I have to say I was glad to see that the unified Israelites tried to give their relatives of Benjamin the opportunity to do the right thing. It would have been so much easier if they had simply given up those men in Gibeah. For some reason, they were protecting their own and decided that warfare was the better option.
Being the non-confrontational person I am, these kinds of stories don’t appeal to me. I would much rather settle differences by talking to find a reasonable compromise. There must be a lesson to learn from these days of fighting. Let’s dig in and figure it out!
There are a lot of details here about the number of warriors from each side. Upon close inspection, we see the numbers don’t always match up. I’ve got no explanation, nor am I going to ponder it. I merely wanted to point it out in case you had noticed, too. Suffice it to say the numbers are skewed in favor of the Israelites. They should be able to easily wipe out the Benjamin tribe with their great numbers.
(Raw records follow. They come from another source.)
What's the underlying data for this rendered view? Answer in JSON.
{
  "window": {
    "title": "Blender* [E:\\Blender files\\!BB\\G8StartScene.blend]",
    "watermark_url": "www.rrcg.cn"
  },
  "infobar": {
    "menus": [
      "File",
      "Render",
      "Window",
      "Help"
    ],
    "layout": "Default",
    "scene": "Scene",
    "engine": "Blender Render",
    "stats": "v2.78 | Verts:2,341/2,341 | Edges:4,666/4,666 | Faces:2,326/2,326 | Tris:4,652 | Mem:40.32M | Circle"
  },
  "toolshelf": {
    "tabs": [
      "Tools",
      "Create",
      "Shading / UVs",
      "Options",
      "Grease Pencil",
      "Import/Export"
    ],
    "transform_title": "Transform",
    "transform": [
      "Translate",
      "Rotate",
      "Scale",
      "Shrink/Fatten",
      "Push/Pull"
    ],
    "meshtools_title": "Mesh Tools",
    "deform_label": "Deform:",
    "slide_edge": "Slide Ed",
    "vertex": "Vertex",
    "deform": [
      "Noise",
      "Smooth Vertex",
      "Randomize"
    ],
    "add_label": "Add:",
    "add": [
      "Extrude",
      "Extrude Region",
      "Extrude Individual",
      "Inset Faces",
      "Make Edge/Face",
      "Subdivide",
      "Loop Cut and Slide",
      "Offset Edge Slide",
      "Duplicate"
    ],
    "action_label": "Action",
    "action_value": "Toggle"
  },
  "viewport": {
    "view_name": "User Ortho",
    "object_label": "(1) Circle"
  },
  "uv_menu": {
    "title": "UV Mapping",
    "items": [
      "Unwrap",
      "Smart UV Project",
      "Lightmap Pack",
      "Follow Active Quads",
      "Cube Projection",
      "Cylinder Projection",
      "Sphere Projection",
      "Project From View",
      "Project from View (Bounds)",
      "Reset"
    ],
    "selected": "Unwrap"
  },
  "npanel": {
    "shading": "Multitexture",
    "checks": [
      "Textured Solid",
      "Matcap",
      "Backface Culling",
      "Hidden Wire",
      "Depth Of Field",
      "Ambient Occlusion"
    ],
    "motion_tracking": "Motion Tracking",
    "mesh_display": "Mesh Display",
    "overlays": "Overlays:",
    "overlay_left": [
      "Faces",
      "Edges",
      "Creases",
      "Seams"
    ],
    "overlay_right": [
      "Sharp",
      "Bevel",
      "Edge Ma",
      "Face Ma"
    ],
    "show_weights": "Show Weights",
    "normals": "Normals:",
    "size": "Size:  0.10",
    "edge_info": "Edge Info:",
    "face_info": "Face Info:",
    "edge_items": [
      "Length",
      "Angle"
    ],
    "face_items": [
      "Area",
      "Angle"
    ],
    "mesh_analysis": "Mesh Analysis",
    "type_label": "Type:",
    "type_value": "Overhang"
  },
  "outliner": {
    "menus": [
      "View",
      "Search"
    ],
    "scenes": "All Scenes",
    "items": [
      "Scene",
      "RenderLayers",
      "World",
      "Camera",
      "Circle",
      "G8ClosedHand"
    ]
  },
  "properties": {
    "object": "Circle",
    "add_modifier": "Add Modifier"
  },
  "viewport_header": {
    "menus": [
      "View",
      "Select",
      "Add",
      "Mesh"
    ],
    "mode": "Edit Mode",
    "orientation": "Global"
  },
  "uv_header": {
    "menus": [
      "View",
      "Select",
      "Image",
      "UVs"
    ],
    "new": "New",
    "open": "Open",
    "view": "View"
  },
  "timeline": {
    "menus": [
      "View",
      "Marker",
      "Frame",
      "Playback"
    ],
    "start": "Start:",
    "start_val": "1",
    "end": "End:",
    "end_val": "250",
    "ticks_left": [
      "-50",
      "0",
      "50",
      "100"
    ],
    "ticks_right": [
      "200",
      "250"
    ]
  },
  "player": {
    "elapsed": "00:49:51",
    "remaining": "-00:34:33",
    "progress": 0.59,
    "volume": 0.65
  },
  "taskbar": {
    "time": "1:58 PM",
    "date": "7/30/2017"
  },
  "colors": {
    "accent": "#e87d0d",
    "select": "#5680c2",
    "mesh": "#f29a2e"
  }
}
But they don’t, on the first and second try at least. The smaller army saw two great victories. The Israelites had to be wondering what was wrong. They had gone to the Lord and asked, “Which tribe should go first to attack the people of Benjamin?” The answer was Judah. If God wasn’t going to give them victory, why did he answer them at all?
I can only suppose that the question was not asked properly. Perhaps God could clearly see that their hearts were set more on revenge rather than on repentance to God. God’s power and might was available to them, but they had not approached God appropriately. What do you think is the reason for their failure?
Despite their failure, “the Israelites encouraged each other and took their positions again at the same place they had fought the previous day.” They were not going to give up. I’m guessing the Israelites were still relying on their own power, even though they had gone to Bethel to ask God if they should continue fighting. The response was in the affirmative.
It wasn’t until after the second day of fighting, losing more Israelite lives, that the people approached God with more repentant behaviors. Is that what God had been waiting for? It’s one thing to come to God and ask for stuff, it’s another to show your own weakness and acknowledge God’s power.
How do you approach God with your requests? I’ve often felt like I have a laundry list of asks. As we see in our story, God will respond to our “asks,” but his answer may not always be what we want to hear. Perhaps the lesson here is to approach God with more reverence and respect, showing our reliance on him and his mercy.
Think about when people ask you for things. Aren’t you much more apt to respond favorably when they ask “nicely?” Even better when they offer you something for your help! We can come to God and offer him our humble praise, seeking his will and direction for our lives. We can tell him what we’d like, but he already knows that. We need to be ready, with humility, to ask him for what he wants for us. After all, his plans for us are so much better than we could possibly imagine.
Let’s pray …
Lord, sometimes I wonder what you’re waiting for in answering my prayers. Thank you for the reminder to be more mindful of how I ask as well as what I ask for. Forgive me when I seem more focused on my own power and not reliant on yours. Fill me up today and lead me. In Jesus’ name. Amen.